I also see parallels in the collaborative effort to make an exhibition or performance happen. Whether it is sculptures or dancing, it can never be just a one person show. There’s a part for everyone to play to make it successful. It’s in the artists, the curators, the dancers, the choreographers, the space, the stage, the audience, the spectators… Each of these components are interdependent and the absence of one would be felt among the rest.
The exhibition has just begun, what sort of response have you had to the works so far? It’s been a really positive response so far. I love meeting my audience and getting to know how they feel about my art. I’ve met some people who have danced ballet in the past and immediately related to the energy and the hardship of the art. I’ve also had people who have never really been interested in ballet come to see the art in a new way. I think it’s because the theme of struggle is universal. We’re all trying to get through to someone with our efforts and no matter what field we’re in, they all require patience and persistence.
What’s next for you with your work/life? I do have a new project in the horizon that I’m very excited about. Right now it’s tentatively titled Glass Armours, and its theme will be on pride and potential.
All my projects have a chronological story that links them together which makes it very easy for me to transition from one project to the next, because it does feel like I am working on the same project all this time. My works are themed around overcoming mental obstacles and Glass Armours is no different.
Each project I undertake explores a certain aspect of what I feel lacking or something that I need to improve within myself. So they help me explore the subject and see them from a different perspective and hopefully make me grow a little more patient and understanding at the completion of each one.

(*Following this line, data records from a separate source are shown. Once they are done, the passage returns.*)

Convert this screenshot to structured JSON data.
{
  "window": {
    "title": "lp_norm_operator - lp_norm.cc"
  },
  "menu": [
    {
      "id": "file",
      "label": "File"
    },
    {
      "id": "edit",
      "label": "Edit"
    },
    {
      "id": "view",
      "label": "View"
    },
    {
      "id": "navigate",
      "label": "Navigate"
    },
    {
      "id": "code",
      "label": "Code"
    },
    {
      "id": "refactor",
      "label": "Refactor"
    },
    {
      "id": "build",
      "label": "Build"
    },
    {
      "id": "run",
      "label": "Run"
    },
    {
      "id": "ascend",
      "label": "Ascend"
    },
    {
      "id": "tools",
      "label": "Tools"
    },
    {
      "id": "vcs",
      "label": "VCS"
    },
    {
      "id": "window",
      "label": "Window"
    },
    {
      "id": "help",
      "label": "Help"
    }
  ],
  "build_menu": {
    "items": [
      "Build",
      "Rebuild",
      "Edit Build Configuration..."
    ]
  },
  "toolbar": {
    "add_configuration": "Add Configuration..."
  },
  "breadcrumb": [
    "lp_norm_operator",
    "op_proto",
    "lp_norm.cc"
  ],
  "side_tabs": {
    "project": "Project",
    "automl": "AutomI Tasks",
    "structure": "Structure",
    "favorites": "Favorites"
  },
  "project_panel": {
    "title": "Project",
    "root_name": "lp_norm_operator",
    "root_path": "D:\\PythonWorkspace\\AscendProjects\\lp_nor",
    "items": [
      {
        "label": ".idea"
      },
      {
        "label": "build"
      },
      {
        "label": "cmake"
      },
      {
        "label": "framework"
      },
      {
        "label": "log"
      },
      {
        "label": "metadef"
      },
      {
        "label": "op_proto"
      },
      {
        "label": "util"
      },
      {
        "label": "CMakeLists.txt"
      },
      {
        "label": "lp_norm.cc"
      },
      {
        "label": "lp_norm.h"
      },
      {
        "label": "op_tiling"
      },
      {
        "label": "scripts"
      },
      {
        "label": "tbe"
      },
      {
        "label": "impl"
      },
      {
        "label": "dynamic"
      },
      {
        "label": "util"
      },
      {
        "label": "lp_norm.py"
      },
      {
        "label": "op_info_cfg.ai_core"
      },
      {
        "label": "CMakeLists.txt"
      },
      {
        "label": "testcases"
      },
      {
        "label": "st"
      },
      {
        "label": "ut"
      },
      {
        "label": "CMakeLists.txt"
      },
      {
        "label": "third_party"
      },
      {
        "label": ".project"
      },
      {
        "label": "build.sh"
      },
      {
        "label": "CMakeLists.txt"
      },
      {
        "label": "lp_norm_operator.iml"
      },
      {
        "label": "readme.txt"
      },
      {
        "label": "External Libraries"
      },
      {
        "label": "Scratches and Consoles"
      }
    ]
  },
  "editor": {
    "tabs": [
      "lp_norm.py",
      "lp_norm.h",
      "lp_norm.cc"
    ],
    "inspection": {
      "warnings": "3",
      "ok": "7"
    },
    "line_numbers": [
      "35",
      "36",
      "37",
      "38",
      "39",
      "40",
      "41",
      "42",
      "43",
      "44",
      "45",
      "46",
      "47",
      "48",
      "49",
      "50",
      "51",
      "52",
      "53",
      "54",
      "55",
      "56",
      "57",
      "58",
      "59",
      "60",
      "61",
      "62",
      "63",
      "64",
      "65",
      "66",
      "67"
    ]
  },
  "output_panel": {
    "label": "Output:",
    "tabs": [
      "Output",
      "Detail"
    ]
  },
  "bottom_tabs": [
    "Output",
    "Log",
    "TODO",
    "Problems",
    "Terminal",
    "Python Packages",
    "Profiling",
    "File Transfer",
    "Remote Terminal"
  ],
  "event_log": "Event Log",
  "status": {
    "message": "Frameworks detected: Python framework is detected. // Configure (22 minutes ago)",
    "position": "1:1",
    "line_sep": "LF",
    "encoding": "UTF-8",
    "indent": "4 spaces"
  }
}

This is a project I’ve been wanting to do for a while now. I’ll be looking more deeply into ancient warrior culture and mythology, and the psychology behind conflict. I’ll be making sets of full body, wearable armour in glass and hopefully (fingers tightly crossed) be able to tour it around Australia or maybe even internationally!
My blessing or curse is that I'm never running out of ideas – only time.
Exhibiting as part of Love Letter: Be With You
541 Art Space
Level 1, 541 Kent Street
Sydney NSW 2000
Continuing to 27th May
Read more about NC Qin at www.ncqin.com